§ **ACTIVITY**:
Among these records, which lines include "table"? Copy them out.

§ **LISTED RECORDS**:
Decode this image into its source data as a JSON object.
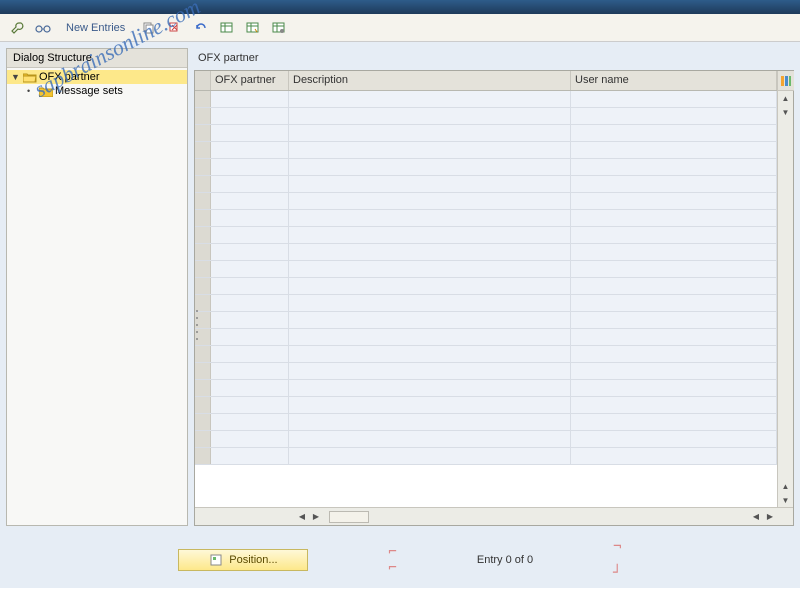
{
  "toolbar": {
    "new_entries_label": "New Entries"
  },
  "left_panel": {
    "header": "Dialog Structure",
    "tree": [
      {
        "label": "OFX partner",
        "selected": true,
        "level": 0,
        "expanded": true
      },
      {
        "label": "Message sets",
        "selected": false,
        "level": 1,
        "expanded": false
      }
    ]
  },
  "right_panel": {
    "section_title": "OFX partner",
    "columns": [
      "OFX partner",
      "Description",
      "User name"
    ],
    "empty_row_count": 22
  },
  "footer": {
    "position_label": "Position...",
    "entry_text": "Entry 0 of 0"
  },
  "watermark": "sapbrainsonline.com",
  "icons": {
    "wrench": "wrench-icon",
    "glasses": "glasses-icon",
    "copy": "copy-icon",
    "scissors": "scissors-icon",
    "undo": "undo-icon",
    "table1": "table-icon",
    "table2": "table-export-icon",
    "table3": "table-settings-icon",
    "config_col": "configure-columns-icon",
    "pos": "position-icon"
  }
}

§ **SOLUTION TO THE EXERCISE**:
    "table1": "table-icon",
    "table2": "table-export-icon",
    "table3": "table-settings-icon",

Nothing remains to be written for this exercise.